Blue economy, as the World Bank defines, is the sustainable use of marine resources for economic growth, improved livelihoods, and jobs while preserving the health of ocean ecosystem. It covers fishing, minerals, shipping and port infrastructure, biotechnology, renewable energy, tourism, ocean governance and education in marine areas. The promotion of the blue economy is important for sustainable development. Here are five reasons why the blue economy should be promoted.
Blue economy plays a significant role providing 30 per cent of oil and gas resources and most of the resources are untapped. Sustainable mechanism their exploration would benefit the country.

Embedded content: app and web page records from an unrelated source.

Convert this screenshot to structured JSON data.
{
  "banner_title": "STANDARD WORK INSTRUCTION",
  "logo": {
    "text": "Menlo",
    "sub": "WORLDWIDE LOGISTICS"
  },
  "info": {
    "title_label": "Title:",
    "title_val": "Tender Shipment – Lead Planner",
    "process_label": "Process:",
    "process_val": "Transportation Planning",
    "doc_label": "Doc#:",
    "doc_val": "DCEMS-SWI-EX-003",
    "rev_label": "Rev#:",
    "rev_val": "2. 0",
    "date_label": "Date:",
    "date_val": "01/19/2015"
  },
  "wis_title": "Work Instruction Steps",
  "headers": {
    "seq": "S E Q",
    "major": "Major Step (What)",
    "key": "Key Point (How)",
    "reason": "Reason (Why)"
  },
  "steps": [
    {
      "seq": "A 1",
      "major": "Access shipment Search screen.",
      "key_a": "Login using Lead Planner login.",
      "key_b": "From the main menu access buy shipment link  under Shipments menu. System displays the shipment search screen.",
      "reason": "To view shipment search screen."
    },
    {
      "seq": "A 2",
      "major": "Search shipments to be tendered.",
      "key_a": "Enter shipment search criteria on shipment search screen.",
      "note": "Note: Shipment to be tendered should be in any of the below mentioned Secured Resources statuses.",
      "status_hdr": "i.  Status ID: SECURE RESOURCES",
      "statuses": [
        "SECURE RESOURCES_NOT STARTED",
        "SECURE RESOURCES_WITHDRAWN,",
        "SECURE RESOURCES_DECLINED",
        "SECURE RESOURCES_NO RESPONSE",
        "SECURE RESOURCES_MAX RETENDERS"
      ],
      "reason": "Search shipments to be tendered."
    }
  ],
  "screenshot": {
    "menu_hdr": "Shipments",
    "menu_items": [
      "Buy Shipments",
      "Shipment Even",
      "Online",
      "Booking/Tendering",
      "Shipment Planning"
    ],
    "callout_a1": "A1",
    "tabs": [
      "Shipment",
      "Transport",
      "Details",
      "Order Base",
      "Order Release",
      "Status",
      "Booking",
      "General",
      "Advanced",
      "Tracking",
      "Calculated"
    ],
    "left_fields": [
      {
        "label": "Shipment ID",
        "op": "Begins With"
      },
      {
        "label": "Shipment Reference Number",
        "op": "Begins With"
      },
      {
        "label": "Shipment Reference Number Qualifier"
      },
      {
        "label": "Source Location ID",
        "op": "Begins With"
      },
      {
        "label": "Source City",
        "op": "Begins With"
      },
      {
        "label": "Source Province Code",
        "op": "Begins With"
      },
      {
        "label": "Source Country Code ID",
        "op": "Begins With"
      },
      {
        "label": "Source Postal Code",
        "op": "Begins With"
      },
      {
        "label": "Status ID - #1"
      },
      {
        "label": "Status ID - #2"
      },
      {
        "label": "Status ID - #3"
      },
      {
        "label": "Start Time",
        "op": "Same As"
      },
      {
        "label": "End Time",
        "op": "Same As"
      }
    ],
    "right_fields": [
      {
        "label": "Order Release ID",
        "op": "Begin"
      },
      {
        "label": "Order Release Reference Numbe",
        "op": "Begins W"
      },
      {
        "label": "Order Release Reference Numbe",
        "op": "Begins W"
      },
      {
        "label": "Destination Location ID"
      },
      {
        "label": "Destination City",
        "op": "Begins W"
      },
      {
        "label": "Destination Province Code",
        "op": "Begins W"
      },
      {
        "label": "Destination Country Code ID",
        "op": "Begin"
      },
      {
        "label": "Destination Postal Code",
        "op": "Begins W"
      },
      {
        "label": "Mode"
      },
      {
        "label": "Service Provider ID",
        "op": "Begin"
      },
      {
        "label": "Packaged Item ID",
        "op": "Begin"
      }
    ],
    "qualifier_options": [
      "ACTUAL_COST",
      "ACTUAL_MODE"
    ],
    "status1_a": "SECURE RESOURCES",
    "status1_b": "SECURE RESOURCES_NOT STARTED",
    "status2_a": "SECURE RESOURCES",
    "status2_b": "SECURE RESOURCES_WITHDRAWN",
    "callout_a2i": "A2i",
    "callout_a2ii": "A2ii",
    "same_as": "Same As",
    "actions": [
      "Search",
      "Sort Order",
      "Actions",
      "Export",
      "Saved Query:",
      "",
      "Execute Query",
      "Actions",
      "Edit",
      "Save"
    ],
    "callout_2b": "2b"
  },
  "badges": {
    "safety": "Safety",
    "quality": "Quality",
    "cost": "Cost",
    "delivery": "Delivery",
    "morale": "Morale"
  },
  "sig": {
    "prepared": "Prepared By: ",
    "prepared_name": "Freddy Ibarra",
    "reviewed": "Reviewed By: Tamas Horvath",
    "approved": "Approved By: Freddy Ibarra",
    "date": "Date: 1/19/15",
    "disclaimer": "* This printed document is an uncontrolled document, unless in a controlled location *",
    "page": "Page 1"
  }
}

About 90 per cent of goods trade through oceans and seas. Blue economy contributes US$ 2.5 trillion to world economy employing around 60 million people in fisheries and aquaculture and providing rare earth metals like polymetallic nodules and sulphides.
In the area of Climate change mitigation, the blue economy has an increasingly important role to play, even as we continue to lose forests on land. The shallow coastal water ecosystems, such as mangroves, tidal marshes and seagrass beds are now seen as a critical part of our approach to managing essential natural carbon sinks. Mangroves and other vegetated ocean habitats sequester 25 per cent of the extra carbon dioxide (CO2) from fossil fuels and protect coastal communities from floods and storms. These different ecosystems are ecologically integrated; their cumulative contribution is provided greater resilience than each of them combined.
A sustainable blue economy can help achieve commitments of Sustainable Development Goals (SDGs). So, to build a blue economy, we will need to put sustainability at its centre. This will require careful attention to all decisions and their cross‑sectoral implications. We will need to ensure that policies do not undermine each other and that interlinkages are leveraged for the benefit of people, planet and prosperity.”
Disaster Risk Reduction:
The blue economy has an important role to play in Disaster Risk Reduction. Furthermore, we must continue to build the DRR capacity and readiness of coastal populations to adapt to the adverse impacts of climate change.